The 3rd U.S. Circuit Court of Appeals in Philadelphia also blocked implementation of the media ownership rules, approved a year ago by the FCC under Chairman Michael Powell, until the agency acts, a copy of the decision shows.
“The Commission falls short of its obligation to justify its decisions to retain, repeal or modify its media ownership regulations with reasoned analysis,” the appeals court said in its ruling, which was approved on a 2-to-1 vote.
The 218-page decision affects rules that let a single media company own a daily newspaper, three TV stations, eight radio stations and a cable system in the same large city. It doesn’t affect legislation passed by Congress earlier this year that allows a company to own TV stations reaching as much as 39 percent of the national audience, up from 35 percent.
The ruling lends support to a coalition of disparate groups including the Consumer Federation of America, National Rifle Association and National Organization of Women that fought the FCC rules. They argued that allowing further media consolidation would reduce the diversity of local news and programs.
More individuals sent comments to the FCC in Washington on this issue than on any topic before, the agency has said, and nearly all opposed the new rules.
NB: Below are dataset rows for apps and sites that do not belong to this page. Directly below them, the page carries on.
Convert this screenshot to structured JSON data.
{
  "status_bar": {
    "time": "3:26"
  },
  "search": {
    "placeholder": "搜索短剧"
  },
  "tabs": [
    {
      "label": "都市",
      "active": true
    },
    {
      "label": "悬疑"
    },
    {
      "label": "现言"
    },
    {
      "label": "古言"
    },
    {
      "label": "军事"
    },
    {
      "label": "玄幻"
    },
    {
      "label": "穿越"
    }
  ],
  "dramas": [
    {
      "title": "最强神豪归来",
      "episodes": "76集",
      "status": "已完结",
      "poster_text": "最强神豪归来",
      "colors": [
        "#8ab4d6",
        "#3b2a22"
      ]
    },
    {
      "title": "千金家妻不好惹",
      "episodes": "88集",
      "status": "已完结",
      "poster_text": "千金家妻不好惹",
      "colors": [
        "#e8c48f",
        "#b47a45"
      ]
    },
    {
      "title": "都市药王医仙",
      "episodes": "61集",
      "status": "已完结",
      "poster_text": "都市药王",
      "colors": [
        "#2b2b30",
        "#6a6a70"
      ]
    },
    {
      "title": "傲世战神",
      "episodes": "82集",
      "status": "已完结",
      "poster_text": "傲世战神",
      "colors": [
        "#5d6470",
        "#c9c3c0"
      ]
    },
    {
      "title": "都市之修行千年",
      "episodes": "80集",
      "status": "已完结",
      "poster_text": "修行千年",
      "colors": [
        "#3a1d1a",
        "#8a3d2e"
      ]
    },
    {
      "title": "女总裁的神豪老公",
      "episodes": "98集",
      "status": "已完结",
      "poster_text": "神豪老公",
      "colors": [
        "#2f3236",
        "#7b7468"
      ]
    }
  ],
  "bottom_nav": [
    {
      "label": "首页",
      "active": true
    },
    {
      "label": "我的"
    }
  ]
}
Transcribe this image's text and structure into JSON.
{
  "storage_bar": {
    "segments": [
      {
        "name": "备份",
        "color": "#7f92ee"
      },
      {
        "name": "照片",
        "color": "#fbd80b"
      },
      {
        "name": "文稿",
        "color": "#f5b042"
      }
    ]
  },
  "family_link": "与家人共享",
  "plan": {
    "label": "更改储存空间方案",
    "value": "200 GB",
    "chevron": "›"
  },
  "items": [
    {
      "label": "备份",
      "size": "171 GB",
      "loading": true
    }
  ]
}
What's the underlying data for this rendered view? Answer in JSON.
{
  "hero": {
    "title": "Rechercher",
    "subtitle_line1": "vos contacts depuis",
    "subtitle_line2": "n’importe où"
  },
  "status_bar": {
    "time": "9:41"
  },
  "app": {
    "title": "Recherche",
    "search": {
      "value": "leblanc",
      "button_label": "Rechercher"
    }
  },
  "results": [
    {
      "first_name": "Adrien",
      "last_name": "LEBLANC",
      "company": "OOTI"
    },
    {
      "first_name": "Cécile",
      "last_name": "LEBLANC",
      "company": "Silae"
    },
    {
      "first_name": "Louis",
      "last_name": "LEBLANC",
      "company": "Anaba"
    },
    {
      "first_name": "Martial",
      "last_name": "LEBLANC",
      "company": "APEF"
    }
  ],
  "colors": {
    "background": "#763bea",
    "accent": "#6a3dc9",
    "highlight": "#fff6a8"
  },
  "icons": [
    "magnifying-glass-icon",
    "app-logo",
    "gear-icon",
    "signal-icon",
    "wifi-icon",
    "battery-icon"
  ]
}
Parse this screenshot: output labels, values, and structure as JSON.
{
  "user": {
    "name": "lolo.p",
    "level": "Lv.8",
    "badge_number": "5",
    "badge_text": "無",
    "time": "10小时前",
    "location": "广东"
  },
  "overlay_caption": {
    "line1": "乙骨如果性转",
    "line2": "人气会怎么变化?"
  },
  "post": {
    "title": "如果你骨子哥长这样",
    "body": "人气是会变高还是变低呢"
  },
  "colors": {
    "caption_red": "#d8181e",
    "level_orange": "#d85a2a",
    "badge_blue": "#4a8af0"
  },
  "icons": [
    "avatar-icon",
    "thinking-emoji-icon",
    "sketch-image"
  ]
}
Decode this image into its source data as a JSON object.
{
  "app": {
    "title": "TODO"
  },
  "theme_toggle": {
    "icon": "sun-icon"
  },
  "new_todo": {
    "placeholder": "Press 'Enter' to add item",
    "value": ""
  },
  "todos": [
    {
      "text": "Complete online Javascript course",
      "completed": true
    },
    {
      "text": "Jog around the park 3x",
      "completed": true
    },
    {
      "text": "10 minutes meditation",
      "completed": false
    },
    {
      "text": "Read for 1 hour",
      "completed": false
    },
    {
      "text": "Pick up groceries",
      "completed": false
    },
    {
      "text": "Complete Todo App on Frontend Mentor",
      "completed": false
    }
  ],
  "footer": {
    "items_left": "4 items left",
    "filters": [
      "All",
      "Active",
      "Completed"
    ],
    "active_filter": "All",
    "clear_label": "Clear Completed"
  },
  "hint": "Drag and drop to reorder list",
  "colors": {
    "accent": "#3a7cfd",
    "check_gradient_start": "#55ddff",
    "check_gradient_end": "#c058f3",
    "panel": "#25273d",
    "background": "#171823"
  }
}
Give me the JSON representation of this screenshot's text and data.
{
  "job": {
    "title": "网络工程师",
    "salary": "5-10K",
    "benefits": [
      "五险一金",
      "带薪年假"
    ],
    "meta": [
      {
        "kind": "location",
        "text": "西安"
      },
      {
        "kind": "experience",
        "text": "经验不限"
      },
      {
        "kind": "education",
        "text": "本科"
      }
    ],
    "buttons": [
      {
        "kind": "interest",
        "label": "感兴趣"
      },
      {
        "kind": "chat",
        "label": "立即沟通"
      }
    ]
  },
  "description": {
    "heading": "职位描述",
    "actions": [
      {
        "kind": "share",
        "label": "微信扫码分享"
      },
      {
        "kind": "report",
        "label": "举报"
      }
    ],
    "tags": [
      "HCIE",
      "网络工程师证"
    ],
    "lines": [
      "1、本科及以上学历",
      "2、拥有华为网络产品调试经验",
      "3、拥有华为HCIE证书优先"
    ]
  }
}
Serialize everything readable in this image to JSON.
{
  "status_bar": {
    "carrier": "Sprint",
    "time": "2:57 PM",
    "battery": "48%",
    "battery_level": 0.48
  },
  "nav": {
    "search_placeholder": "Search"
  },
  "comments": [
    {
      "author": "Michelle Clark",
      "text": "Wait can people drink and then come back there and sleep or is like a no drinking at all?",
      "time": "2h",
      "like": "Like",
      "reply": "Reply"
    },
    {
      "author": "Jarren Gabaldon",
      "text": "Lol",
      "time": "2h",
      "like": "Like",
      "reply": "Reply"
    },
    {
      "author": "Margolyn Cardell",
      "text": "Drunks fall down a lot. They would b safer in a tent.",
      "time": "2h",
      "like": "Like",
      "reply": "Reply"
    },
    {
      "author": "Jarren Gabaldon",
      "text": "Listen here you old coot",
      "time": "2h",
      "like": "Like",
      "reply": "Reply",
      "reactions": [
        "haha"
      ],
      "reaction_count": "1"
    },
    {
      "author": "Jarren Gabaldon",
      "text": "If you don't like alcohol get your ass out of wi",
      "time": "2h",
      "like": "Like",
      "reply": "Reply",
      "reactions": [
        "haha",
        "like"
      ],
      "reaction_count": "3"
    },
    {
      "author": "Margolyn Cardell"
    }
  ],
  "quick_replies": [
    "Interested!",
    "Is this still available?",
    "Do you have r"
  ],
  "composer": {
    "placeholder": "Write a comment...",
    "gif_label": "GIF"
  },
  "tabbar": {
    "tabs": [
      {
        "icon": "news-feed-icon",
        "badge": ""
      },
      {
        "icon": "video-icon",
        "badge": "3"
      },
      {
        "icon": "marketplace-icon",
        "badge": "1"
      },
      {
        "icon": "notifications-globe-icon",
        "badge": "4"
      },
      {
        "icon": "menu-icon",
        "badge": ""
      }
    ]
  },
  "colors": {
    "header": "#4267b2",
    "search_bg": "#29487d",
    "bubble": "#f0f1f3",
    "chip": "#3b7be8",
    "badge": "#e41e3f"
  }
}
Powell, a Republican, has argued that the media landscape has become more diverse than ever with the advent of the Internet and cable and satellite TV. Broadcasters such as Viacom’s CBS and News Corp.’s Fox should be allowed to expand to compete better with cable operators such as Comcast Corp. and satellite-TV companies like EchoStar Communications Corp., he said.
Powell had the support of companies such as Viacom, which owns CBS, UPN and MTV; News Corp., owner of Fox and the New York Post; Tribune Co., owner of the Los Angeles Times and Chicago Tribune; and Gannett Co., which owns USA Today. Tribune and Gannett would benefit from a new rule allowing a single company to own a newspaper and TV station in the same city.
“The rush to media consolidation approved by the FCC last June was wrong as a matter of law and policy,” said FCC Commissioner Michael Copps, a Democrat who led the battle against the rules. “The Commission has a second chance to do the right thing.”
FCC spokesman David Fiske said agency officials are reviewing the decision and would have no immediate comment.
News Corp. spokesman Andrew Butcher, Gannett Co. spokeswoman Tara Connell, Tribune Co. spokesman Gary Weitman and Viacom Inc. spokeswoman Susan Duffy didn’t immediately return calls seeking comment on the ruling.
The three-judge court in Philadelphia said the FCC rules were flawed in their computation of newspaper, TV and radio ownership limits in particular markets. It ordered the FCC “to justify or modify its approach to setting numerical limits,” the court said.